Adaptation to climate change requires the joint efforts of individuals, businesses, industries, governments and other actors that are confronted by the impacts of climate change. Awareness campaigns are often more effective if relevant stakeholders or environmental NGOs are involved in the development and the role out of the strategy. They often know “their” clients better and the best way to communicate with them. Including them also often increases the credibility of the campaign and provides an option for leverage.

Success and Limiting Factors

Stakeholders (including citizens) are not always aware of climate change impacts and adaptation possibilities, nor of the costs of measures and their effectiveness. Awareness campaign can overcome these issues. Key points for their success include: 

  • priorities for setting the target audience need to be assessed by understanding who is most vulnerable and who are most likely to gain; 
  • clear messages need to be used to gain the target’s attention; 
  • messages should be a compelling justification for personal motivation; 
  • messages should be communicated in the language that the audience understands; 
  • messages should focus on what can be gained or what could be lost if adaptation does (or not) take place; 
  • messages should be very precise about what that individual can do to reduce that specific risk; 
  • messages should retain ownership and accountability at every level; 
  • the communication strategy should be tailored to the targeted audience (for example young people via the internet); 
  • the campaign model and communication modalities should be selected carefully to keep the message fresh and interesting. 

On the other hand, an important limiting factor is the risk of limited perception about climate change (the problem could be seen as distant and not real), that can lower stakeholders’ participation and the effectiveness of the campaign. The risk of low consideration in the political agenda as well as the sense of powerlessness according to the level of local/regional/national activity on climate change issues can also affect the effectiveness of the campaign. 

Costs and Benefits

Awareness rising is a complex task with hard to predict results.

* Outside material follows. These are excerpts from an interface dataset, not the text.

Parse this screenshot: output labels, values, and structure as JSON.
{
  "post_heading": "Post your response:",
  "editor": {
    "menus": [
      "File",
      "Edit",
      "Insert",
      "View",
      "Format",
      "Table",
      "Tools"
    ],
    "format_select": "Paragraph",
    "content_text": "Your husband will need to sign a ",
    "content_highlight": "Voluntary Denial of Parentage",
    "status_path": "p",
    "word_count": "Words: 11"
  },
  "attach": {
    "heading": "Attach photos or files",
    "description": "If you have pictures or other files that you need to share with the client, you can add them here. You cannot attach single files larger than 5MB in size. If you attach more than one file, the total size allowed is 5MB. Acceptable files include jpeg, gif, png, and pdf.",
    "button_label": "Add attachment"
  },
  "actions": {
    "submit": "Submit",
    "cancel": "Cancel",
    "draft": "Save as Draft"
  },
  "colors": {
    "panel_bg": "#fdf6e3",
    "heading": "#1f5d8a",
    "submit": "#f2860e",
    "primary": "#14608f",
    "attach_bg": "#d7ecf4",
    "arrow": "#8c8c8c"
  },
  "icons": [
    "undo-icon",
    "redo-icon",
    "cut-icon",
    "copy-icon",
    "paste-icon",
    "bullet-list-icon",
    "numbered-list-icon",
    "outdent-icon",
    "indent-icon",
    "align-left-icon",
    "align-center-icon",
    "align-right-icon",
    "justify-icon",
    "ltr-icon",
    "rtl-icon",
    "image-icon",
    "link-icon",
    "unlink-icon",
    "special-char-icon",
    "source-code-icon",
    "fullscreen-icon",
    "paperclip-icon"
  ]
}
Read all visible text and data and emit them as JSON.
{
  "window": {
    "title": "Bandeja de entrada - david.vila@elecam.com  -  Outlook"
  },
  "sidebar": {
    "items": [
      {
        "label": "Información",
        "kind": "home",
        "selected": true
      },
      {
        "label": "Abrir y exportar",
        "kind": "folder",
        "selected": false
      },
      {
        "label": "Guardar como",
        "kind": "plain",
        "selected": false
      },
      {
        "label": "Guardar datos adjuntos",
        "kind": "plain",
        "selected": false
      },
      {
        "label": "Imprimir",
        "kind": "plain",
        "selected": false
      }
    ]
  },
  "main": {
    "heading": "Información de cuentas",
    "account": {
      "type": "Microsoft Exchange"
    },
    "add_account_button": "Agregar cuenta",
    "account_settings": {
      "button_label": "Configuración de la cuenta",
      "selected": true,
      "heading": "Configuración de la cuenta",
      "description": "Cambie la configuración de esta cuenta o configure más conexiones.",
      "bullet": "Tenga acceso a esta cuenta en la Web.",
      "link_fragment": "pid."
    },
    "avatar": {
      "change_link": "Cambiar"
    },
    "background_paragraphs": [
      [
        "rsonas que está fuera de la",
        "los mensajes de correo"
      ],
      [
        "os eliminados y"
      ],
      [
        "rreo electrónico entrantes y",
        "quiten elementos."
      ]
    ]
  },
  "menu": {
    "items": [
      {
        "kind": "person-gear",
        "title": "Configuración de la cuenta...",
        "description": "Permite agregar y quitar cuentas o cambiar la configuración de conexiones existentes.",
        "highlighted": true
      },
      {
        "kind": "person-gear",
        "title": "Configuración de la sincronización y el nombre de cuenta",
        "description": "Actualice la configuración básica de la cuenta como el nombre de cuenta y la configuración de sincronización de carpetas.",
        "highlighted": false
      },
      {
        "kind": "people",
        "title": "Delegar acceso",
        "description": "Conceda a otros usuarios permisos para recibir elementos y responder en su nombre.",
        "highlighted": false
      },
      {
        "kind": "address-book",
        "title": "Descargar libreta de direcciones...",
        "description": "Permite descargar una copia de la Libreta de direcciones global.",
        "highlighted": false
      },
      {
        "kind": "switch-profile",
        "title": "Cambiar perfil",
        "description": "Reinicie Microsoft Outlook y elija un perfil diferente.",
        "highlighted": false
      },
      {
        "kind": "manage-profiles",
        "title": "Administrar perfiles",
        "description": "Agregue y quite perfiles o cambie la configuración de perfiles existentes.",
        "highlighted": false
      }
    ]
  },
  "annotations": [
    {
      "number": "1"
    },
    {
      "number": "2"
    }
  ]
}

Although it is very difficult to measure the effectiveness of awareness raising campaigns as there are few outcome indicators, qualitative and quantitative surveys are usually used to gather valuable insights. Campaign costs include those associated with the production and transmission of campaign materials and the design and implementation of engaging actions. These costs must be weighed against the number of people the campaign want to reach and by the way through which contents are disseminated (work cost per person). 

On 24 February 2021 the European Commission adopted its new EU strategy on adaptation to climate change. Awareness raising and mainstreaming of adaptation are considered important elements of this strategy: “By offering solutions to help meet the rising awareness of climate impacts, it will help large companies, SMEs, local administrations, social partners, and the public. It will also help correct the misperception that adaptation is solely a cost - it is an investment”. 

Implementation Time

Defining the implementation timeframe for awareness-raising campaigns is crucial because the involvement of multiple stakeholders and the organization of multiple outreach events must be considered in detail. Usually, the implementation time stays between 1 and 5 years; this interval is needed to provide a solid groundwork for outreach strategies and activities. 

Life Time

The life time of an awareness raising campaign is variable, depending on the scope of the campaign. Since they are specifically aimed at producing profound changes in the society and triggering new sustainable behaviour, their contributions aim to last far beyond their implementation time. 

Reference information


Published in Climate-ADAPT Jun 07 2016   -   Last Modified in Climate-ADAPT May 17 2024

Document Actions